Ohio Legislators Vote to Change School Report Card: This week, the Ohio House Education Committee voted in favor of a bill that would eliminate the use of letter grades on schools’ 2018 school report cards. Rather than grading schools through on the contested A-F system, the report card would reflect raw scores, calculated from test performance and graduation rates, among other measures. The bill also seeks to change how the state calculates student growth and third-grade reading scores. 

North Carolina Joins the Teacher Protest Movement: On Wednesday, teachers in North Carolina rallied to demand higher pay and more school funding. Governor Roy Cooper (D) joined the rally and promoted his proposal to increase teacher salaries by eliminating proposed tax cuts to corporations and high-income households. Teacher salaries in North Carolina are ranked 39th in the nation, averaging about $50,000 per year. 


Michigan State to Pay $500 Million to Settle Nassar Lawsuit: Michigan State will pay half a billion dollars to survivors of abuse, who sued the university on account of the crimes of former professor and doctor, Larry Nassar. According to the recent settlement, the school will distribute $425 million among the victims who have come forward and will reserve $75 million for possible victims who have not yet spoken out. It is unclear how the university will finance the settlement. 

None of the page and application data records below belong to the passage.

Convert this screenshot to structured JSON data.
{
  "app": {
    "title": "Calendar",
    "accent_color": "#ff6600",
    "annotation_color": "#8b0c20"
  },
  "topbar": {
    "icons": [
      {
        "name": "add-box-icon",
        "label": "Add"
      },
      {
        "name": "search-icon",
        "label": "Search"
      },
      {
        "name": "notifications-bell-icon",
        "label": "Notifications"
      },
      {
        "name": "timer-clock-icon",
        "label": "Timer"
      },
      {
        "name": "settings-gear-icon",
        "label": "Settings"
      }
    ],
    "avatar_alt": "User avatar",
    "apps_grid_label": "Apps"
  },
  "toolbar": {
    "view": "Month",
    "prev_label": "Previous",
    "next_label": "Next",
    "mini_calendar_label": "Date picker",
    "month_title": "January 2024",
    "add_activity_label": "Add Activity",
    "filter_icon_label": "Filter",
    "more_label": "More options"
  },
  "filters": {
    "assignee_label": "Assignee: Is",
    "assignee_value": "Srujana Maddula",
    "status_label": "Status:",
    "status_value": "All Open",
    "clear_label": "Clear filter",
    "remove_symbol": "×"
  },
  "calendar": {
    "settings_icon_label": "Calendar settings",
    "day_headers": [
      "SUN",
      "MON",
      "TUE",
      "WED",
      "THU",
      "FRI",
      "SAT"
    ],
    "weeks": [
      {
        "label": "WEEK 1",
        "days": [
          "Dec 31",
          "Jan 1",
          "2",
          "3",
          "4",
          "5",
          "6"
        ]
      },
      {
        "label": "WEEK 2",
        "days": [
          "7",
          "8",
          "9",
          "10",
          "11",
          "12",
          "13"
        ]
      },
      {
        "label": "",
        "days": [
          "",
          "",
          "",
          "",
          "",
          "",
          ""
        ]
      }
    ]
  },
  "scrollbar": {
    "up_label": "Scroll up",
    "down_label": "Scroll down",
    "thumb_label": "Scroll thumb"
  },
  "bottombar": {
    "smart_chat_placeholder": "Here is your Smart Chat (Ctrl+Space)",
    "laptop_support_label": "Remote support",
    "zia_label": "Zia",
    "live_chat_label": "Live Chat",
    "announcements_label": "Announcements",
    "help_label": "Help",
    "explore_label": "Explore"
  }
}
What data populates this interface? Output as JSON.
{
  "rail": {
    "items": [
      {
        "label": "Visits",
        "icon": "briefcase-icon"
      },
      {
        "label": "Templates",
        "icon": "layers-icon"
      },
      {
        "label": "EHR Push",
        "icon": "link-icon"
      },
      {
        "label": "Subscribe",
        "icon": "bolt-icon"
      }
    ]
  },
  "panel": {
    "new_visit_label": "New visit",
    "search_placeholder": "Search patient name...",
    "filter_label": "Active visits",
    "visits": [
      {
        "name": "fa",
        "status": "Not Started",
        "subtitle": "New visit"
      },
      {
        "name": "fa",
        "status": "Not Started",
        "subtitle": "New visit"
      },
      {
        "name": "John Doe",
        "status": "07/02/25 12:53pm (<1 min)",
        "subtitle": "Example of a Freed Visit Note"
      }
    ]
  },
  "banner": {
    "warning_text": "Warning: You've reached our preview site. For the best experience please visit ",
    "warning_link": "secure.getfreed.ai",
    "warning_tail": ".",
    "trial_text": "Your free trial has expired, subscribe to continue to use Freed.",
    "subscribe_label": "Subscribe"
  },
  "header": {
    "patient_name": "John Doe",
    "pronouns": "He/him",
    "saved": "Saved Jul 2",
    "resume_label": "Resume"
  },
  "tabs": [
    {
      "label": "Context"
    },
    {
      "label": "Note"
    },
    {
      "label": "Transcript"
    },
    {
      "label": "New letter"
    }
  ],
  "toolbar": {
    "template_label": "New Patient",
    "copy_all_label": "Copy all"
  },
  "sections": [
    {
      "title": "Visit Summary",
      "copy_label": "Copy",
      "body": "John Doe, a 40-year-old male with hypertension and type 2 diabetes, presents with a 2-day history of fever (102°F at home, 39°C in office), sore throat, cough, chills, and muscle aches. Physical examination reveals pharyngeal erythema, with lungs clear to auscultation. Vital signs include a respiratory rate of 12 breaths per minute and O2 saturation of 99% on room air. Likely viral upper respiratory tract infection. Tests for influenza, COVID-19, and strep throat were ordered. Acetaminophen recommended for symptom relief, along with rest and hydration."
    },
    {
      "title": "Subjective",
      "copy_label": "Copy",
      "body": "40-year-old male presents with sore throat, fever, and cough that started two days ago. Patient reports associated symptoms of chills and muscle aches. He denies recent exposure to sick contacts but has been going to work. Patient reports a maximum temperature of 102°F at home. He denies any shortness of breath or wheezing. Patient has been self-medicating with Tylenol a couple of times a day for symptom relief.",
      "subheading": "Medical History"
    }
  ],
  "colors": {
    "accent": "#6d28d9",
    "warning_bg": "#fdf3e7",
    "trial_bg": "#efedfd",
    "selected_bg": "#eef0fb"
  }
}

Senators Urge Harvard to Increase Funding for Service Opportunities: A bipartisan group of six senators wrote a letter to outgoing Harvard University President, Drew G. Faust, urging her to follow through on her 2010 promise to increase access to public service summer internships. The senators recommend doubling funding for summer service opportunities for undergraduates, as well as a significant increase for graduate students. Under the current structure, low-income Harvard students are often unable to take advantage of service-oriented internships due to the cost of travel and living.